▶ [INSTRUCTIONS FOR THE TASK] Below are some entries. Work out how many of their lines hold the word "Files", and write that number alone.
== AVAILABLE RECORDS ==
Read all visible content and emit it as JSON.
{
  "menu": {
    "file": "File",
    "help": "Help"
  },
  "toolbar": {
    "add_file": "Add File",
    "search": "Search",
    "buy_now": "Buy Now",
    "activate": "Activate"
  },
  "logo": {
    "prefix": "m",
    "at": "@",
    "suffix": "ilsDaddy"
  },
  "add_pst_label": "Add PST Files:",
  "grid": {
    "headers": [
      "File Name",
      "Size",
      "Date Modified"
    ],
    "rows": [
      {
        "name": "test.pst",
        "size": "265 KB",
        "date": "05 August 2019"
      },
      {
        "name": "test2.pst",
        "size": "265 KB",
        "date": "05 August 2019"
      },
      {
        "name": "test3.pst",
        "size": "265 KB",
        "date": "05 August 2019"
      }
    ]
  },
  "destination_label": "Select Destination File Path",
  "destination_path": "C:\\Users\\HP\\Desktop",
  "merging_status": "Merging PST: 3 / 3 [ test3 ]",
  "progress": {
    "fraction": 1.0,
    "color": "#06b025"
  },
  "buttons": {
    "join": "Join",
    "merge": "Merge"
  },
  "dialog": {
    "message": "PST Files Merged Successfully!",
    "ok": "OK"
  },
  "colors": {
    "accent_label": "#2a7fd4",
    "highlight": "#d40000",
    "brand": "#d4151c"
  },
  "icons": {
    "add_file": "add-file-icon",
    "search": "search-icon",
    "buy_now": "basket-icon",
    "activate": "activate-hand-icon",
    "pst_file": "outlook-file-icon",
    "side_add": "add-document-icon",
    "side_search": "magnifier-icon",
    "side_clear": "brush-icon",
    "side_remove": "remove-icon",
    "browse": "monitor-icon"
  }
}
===
▶ [WORKED SOLUTION] 2